Yorgason, J. T., Hedges, D. M., Obray, J. D., Jang, E. Y., Bills, K. B., Woodbury, M., Williams, B., Parsons, M. J., Andres, M. A., & Steffensen, S. C. (2020). Methamphetamine increases dopamine release in the nucleus accumbens through calcium-dependent processes. Psychopharmacology237(5), 1317–1330. https://doi-org.erl.lib.byu.edu/10.1007/s00213-020-05459-2

Methamphetamine (METH) enhances dopamine (DA) transmission in the mesolimbic system implicated in its reinforcing effects. Our previous studies have shown that acupuncture attenuates drug‐seeking behaviors by modulating GABAergic transmission in the ventral tegmental area and DA release in the nucleus accumbens (NAc) of the striatum. The effects of acupuncture on METH‐induced behaviors and its mediation by neural pathways remain a relatively understudied area of research. The central amygdala (CeA) plays a critical role in physiological and behavioral responses to somatosensory and drug stimuli and has been implicated in negative reinforcement. Thus, we evaluated the role of the CeA in acupuncture effects on locomotor activity, positive affective states, and DA release in the NAc following acute administration of METH. Acupuncture at acupoint HT7 reduced locomotor activity, 50‐kHz ultrasonic vocalizations (USVs), and NAc DA release following systemic injection of METH, which was prevented by electrolytic lesions or optogenetic inhibition of the CeA. Acupuncture alone excited CeA neurons and reversed the suppression of CeA neurons induced by METH. These results suggest that acupuncture can relieve psychomotor responses and positive affective states following METH by inhibiting NAc DA release and this effect is mediated by activation of CeA neurons. 

Kim, M. S., Fan, Y., Lee, S. M., Chang, S. C., Kim, H. K., Ryu, Y., Steffensen, S. C., Yang, C. H., & Kim, H. Y. (2020). Role of the central amygdala in acupuncture inhibition of methamphetamine‐induced behaviors in rats. Addiction Biology. https://doi-org.erl.lib.byu.edu/10.1111/adb.12862

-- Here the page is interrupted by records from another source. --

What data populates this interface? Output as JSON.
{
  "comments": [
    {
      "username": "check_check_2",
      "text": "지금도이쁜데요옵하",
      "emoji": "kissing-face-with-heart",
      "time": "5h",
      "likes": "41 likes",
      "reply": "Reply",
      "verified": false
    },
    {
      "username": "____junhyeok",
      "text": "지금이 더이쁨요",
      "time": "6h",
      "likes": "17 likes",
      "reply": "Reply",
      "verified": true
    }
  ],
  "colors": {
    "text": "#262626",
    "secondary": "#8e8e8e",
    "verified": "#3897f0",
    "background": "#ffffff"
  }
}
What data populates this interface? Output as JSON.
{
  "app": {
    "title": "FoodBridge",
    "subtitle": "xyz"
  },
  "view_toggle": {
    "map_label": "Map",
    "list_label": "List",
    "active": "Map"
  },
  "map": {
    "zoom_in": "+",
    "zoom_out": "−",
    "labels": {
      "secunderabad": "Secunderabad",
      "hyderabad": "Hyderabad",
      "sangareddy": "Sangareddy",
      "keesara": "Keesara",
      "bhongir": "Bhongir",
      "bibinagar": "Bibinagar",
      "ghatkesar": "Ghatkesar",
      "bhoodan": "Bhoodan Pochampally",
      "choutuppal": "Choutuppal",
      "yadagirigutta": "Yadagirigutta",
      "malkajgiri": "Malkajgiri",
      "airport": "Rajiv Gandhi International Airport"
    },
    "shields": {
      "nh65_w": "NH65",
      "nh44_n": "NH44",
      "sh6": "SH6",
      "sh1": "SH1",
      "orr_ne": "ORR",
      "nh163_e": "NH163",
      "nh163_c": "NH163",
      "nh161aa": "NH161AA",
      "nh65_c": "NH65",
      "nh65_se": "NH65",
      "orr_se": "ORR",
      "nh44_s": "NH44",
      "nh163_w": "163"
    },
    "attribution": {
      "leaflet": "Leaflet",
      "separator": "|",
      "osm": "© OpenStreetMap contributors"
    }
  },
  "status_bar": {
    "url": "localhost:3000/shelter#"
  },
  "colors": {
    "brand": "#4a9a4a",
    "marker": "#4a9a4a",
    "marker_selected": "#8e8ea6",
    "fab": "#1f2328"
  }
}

Background: Growing evidence suggests that mechanical stimulation modulates substrates in the supraspinal central nervous system (CNS) outside the canonical somatosensory circuits. Objective/Methods: We evaluate mechanical stimulation applied to the cervical spine at the C7-T1 level (termed 'MStim') on neurons and neurotransmitter release in the mesolimbic dopamine (DA) system, an area implicated in reward and motivation, utilizing electrophysiological, pharmacological, neurochemical and immunohistochemical techniques in Wistar rats. Results: Low frequency (45–80 Hz), but not higher frequency (115 Hz), MStim inhibited the firing rate of ventral tegmental area (VTA) GABA neurons (52.8% baseline; 450 s) while increasing the firing rate of VTA DA neurons (248% baseline; 500 s). Inactivation of the nucleus accumbens (NAc), or systemic or in situ antagonism of delta opioid receptors (DORs), blocked MStim inhibition of VTA GABA neuron firing rate. MStim enhanced both basal (178.4% peak increase at 60 min) and evoked DA release in NAc (135.0% peak increase at 40 min), which was blocked by antagonism of DORs or acetylcholine release in the NAc. MStim enhanced c-FOS expression in the NAc, but inhibited total expression in the VTA, and induced translocation of DORs to neuronal membranes in the NAc. Conclusion: These findings demonstrate that MStim modulates neuron firing and DA release in the mesolimbic DA system through endogenous opioids and acetylcholine in the NAc. These findings demonstrate the need to explore more broadly the extra-somatosensory effects of peripheral mechanoreceptor activation and the specific role for mechanoreceptor-based therapies in the treatment of substance abuse.

Bills, K. B., Obray, J. D., Clarke, T., Parsons, M., Brundage, J., Yang, C. H., Kim, H. Y., Yorgason, J. T., Blotter, J. D., & Steffensen, S. C. (2020). Mechanical stimulation of cervical vertebrae modulates the discharge activity of ventral tegmental area neurons and dopamine release in the nucleus accumbens. Brain Stimulation13(2), 403–411. https://doi-org.erl.lib.byu.edu/10.1016/j.brs.2019.11.012